SATURN - Look ESE after 10p.m. in the beginning of the month and after sunset toward the end of the month and find the very bright object which is Saturn. Close to the Moon on the 25th. Use binoculars or a telescope and try to see its rings, or as Galileo called them, "ears"

CONSTELLATIONS... (see sky map link at the bottom for a Star Map for this month - or ask Mr. Webb)    Look straight up and you'll see...

After Sunset (sunset is around 7:30-8:00pm) - Cancer, Leo, Lynx, Ursa Major's legs - Extra Challenge! Find M44 in the middle of Cancer - an open cluster of stars also known as the Beehive Cluster.  You may be able to see it as a small fuzzy patch with your naked eye if you have very dark skies.  However with a pair of binoculars or a telescope on low power, it will look like a hive of bees in the distance, hence its nickname.

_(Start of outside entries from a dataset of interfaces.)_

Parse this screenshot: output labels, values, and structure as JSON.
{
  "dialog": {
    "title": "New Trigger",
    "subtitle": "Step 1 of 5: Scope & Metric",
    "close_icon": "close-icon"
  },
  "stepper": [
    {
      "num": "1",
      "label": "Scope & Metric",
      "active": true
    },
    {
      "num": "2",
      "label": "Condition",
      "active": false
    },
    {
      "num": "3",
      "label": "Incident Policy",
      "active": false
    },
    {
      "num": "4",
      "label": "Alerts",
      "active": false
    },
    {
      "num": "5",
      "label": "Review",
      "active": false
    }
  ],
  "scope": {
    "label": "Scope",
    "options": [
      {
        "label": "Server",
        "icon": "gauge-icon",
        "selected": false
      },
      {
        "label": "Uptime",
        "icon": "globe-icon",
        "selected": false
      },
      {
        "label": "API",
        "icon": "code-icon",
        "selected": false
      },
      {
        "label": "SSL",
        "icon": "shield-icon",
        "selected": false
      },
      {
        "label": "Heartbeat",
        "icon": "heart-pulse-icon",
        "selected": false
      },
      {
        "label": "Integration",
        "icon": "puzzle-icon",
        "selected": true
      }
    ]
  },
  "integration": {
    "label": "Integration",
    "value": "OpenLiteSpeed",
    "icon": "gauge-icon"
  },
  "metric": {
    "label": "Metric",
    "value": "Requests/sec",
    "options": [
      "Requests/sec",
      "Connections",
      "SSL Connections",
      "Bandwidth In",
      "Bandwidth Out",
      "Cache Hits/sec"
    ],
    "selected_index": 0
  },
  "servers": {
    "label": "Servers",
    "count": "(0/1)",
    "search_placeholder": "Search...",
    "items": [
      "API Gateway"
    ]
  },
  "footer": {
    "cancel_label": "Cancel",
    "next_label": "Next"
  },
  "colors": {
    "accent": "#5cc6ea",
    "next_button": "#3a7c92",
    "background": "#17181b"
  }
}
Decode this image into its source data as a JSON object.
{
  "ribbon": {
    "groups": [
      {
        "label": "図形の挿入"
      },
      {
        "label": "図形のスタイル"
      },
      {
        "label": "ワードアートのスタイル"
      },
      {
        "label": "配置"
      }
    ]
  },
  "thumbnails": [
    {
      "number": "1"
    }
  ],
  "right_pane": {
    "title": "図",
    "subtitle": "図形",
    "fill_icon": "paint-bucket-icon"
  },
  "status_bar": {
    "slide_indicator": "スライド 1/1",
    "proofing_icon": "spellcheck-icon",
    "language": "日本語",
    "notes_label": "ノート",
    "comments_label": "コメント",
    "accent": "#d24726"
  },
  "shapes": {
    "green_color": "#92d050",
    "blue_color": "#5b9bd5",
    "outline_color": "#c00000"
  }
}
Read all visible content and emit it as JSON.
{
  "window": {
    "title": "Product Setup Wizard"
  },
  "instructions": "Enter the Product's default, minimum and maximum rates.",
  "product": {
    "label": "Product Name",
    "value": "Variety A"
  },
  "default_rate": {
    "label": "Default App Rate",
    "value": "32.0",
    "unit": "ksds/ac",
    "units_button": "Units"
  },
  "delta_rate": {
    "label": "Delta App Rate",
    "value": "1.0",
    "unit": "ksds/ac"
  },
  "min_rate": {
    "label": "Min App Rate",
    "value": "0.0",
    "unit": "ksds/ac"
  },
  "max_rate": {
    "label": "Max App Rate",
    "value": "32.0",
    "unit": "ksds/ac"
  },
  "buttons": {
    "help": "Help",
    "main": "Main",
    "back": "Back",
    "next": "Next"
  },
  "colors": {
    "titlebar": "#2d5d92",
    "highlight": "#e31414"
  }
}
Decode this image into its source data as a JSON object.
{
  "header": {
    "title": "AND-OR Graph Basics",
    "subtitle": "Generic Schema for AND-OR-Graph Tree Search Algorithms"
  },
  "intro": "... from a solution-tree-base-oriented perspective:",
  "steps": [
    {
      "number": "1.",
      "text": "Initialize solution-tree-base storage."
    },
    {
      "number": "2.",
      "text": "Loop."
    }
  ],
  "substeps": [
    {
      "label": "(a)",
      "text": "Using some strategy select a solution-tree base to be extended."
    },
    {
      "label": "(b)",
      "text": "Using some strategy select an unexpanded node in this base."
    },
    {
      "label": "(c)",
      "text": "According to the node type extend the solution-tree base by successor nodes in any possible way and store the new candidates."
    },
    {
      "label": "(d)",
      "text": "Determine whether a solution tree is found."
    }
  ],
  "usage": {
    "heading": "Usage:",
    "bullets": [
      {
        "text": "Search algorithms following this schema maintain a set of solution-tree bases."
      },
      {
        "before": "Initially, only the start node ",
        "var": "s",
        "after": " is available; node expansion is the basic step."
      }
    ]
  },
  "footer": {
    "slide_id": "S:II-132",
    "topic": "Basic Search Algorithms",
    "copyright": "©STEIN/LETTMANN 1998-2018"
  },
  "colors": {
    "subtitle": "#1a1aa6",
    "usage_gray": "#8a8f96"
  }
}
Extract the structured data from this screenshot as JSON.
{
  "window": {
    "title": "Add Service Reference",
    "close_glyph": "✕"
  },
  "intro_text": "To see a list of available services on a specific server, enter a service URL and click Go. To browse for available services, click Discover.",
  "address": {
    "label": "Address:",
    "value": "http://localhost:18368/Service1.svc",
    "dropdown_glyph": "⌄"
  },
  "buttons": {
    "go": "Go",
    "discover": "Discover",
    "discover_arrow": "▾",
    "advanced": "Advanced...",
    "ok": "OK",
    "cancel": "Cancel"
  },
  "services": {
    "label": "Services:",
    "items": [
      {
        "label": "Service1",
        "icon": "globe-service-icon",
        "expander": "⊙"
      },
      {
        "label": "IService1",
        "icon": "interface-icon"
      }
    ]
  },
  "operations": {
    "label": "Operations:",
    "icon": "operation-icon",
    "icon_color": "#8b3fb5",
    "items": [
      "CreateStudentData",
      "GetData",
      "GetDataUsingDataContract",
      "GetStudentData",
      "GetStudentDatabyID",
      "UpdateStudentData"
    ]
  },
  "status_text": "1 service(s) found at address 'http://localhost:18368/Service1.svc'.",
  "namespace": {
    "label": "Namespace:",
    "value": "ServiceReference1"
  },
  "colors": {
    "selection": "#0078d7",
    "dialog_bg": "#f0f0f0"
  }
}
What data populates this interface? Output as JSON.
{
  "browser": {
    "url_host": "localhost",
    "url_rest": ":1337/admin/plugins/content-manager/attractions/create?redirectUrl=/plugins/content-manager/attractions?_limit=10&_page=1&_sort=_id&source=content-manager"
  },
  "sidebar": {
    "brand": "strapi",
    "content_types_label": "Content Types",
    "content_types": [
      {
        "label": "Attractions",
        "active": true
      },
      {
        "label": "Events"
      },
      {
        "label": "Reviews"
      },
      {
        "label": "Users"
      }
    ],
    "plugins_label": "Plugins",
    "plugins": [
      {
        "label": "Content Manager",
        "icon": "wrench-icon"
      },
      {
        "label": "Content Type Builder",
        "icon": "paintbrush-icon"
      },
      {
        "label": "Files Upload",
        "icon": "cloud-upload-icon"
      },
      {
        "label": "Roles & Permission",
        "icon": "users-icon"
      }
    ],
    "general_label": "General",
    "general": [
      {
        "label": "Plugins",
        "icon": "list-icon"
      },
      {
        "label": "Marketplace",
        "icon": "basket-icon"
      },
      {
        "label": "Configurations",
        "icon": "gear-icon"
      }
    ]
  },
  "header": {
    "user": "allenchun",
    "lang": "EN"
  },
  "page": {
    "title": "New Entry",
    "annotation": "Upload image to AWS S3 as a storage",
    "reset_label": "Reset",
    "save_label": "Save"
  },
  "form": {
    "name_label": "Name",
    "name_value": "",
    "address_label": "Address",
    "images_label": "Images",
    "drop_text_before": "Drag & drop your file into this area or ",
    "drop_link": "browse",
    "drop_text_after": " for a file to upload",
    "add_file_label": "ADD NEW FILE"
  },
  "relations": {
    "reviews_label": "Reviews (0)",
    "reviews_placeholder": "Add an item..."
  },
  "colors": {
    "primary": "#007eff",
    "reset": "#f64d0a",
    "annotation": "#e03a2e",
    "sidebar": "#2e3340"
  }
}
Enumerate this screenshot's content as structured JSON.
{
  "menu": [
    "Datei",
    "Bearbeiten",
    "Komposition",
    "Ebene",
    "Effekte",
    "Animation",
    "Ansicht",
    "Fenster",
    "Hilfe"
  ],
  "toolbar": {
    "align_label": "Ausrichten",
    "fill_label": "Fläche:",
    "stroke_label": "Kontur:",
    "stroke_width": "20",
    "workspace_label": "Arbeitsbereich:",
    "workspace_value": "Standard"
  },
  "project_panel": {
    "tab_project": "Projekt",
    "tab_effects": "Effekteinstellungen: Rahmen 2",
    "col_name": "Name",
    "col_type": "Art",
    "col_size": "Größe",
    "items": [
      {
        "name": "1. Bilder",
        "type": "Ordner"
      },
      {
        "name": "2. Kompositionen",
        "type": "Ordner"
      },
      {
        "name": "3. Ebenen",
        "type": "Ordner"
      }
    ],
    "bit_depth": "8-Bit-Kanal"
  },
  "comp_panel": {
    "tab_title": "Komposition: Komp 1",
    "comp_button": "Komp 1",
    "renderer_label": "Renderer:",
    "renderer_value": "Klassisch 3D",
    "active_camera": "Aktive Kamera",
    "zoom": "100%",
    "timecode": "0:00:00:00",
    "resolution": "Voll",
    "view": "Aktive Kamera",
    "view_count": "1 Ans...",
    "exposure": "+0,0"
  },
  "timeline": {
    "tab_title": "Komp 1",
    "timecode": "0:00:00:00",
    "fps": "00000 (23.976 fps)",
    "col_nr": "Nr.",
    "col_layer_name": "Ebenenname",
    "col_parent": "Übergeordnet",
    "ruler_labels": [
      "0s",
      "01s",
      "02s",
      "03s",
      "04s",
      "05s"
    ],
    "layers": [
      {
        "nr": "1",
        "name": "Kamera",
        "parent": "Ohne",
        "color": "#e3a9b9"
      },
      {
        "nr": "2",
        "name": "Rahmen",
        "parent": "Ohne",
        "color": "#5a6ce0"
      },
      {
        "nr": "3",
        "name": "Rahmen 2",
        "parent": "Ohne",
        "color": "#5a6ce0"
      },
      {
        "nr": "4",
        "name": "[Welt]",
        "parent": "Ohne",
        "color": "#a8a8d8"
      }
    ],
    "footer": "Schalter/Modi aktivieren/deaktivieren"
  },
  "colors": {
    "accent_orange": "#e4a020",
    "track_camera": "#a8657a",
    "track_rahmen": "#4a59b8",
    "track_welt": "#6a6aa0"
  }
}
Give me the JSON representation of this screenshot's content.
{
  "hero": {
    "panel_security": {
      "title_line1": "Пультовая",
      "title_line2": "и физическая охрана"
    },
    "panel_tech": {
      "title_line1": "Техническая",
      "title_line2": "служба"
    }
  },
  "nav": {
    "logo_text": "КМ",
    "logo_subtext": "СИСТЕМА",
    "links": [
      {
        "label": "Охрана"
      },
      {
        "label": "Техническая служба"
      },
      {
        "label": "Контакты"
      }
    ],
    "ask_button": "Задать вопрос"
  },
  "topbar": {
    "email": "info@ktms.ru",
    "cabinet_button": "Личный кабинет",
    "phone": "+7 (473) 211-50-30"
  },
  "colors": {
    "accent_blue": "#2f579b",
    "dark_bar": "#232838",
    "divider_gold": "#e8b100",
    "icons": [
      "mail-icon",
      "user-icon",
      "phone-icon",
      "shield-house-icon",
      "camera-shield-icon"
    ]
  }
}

Between Sunset and Midnight - Leo, Leo Minor, Ursa Major's legs

Midnight - Canes Venatici, Coma Berenices are closer to the Zenith (the point straight above you), but Ursa Major, Leo, and Bootes make a nice but bigger triangle around it.

Early Morning - Hercules, Lyra, Cygnus - These are the Summer constellations, and since they are starting to rise in the morning now, that means that summer is on its way.


Winter constellations:  Orion is still easy to spot as he is directly in the SW after sunset.  You can use Orion to find many other winter constellations, for the last time until the fall.

Using Orion:  Find Orion by looking for the three stars in a row that make up Orion's belt in the Southwest.  If you draw a line from the left star to the right star and keep going right about 20 degrees (about 2 fists at arm's length) until you reach another very bright star, you will have reached the star Aldebaran in Taurus (the V).  Follow that line a little more (about another fist) and you'll find the Pleiades.

If you start at his belt again, but instead go the opposite way and draw a line from the right star in Orion's belt to the left star, and keep going left about 20 degrees (2 fists again), you'll come to the brightest star in the sky - Sirius - part of Canis Major.

Above these three constellations are Gemini and Auriga.  The brightest stars in each of these constellations form a circle in the sky.  Going clockwise - Aldebaron (Taurus) - Rigel (Orion - bottom right foot) - Sirius (Canis Major) - Procyon (Canis Minor) - Castor & Pollux (Gemini) - Capella (Auriga).  It makes for great stargazing in the winter sky.

Use a sky map from www.skymaps.com to help you out.